Petrol (gasoline) is available 24 hours a day in most areas. It is advisable to have cash as payment as international petrol cards and credit cards are not accepted. The average petrol price is R7.50p/l.
It should cost you about R450.00 to refill your tank. With Petrol prices being adjusted on the 1st wednesday of every month

Tax refunds:
Value Added tax (VAT) is 14% . Visitors qualify for a VAT refund if their total purchase exceeds R250.00.
This can be claimed back at airports, harbours and customs offices. An original tax invoice,
a VAT-refund control sheet and a foreign passport is required. The items purchased must also be presented.

Electricity:
The voltage of local current is 220/230 volts AC.
Plug Points: 15-Amp, Round pin, 3 point (European plugs require an additional adaptor plug). Many hotels have 100 volt sockets for electric shavers.

Beaches and Bays

The Cape Peninsula's coastline is surrounded by the warm Indian Ocean on the south coast side and the cold Atlantic Ocean on the west coast side. The point where the warm Agulhas Current and the cold Benguela Current meet is not fixed and shifts depending on the season, winds, tides, or water depth. It is cartographically fixed at 20° east.

False Bay Coast: The beaches have warmer water as a result of the Agulhas Current, but are often exposed to the strong South Easter. includes beaches like Muizenberg and Fish Hoek Beach.

Atlantic Coast: The beaches on this side of the coast have ice cold water supplied by the Benguela Current, but the sand is soft and comfortable and the sunsets are breathtaking. The beaches and bays include the popular Clifton Beach, Camps Bay, Llandudno and Sandy Bay to name a few.

West Coast: The water here is cold but the views are beautiful and these beaches are a bit more sheltered from the wind: Melkbosstrand, Bloubergstrand.

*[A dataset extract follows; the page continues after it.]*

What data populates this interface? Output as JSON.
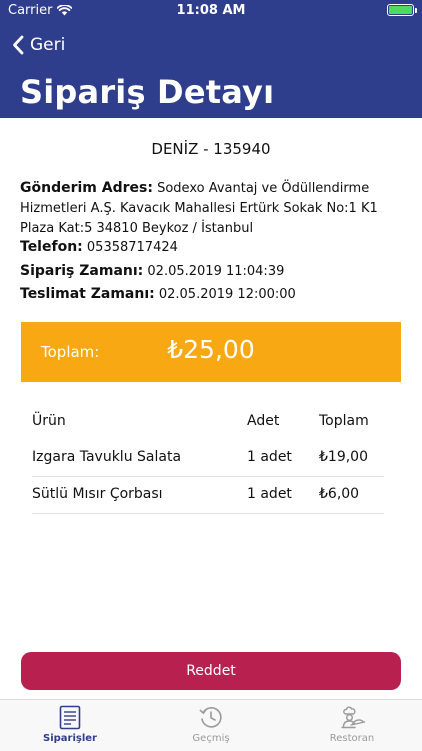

Flora
The Cape Province is one of the six Floral Kingdoms of the World and is known as the Cape Floral Kingdom. It is probably the smallest of the floral kingdoms - only 470km² - but has the highest known concentration of plant species : 1 300 per 10 000km². Conservation of the Cape Floral Kingdom with its distinctive vegetation, known as fynbos, is therefore of utmost importance. The word fynbos is derived from the Dutch word for fine-leaved plants (fine bush), that are characterised by small, thin, drought-resisting leaves, and have three main components, namely proteas, ericas, and restios (or reeds). Fynbos plants include South Africa's national flower, the King Protea, as well as the symbol of the Cape Province, the Red Disa. Fynbos is rich in orchids, gladioli, irises, geraniums, and many other colorful and beautiful plants, despite the fact that the Cape's soils are sandy and dry. In fact, over 7 700 plant species are found in fynbos, and approximately 70% are endemic to the area, and they are found nowhere else in the world.

Fauna
Herds of large mammals cannot live off fynbos as the soils are nutrient-deficient and do not provide enough nitrogen for the protein which is required by large mammals. However, smaller mammals are supported by fynbos, and some of those common to fynbos are chacma baboons, grysbok, klipspringers, dassies, mongooses, and the striped mouse.
All of the six bird species endemic to the south-west Cape are supported by fynbos, and these include the Cape sugarbird, the orangebreasted sunbird, and the doublecollared sunbird. The former two species are found only in the fynbos area and play an essential role in pollinating flowers by drinking the nectar from the flowers, especially the ericas and proteas.
A large number of butterfly species are also supported by fynbos.
One of the world's rarest species of tortoise, the geometric tortoise, is endemic to the Cape and is also supported by fynbos.
62 Different types of frogs are found in the Cape (more than half of South Africa's frog species), 29 of which are endemic to the area. Some of these include the Table Mountain ghost frog, the tiny micro frog, and the Cape platanna.
A high concentration of threatened fish species are found in fynbos, especially in the Olifants River system. Found in the southern Cape is 1 rare fresh water endemic and 3 rare estuarine endemic fish, and 3 endangered and 3 vulnerable fresh water endemic fish. Some of these include the Berg River redfin, the fiery redfin, and the Cape whitefish.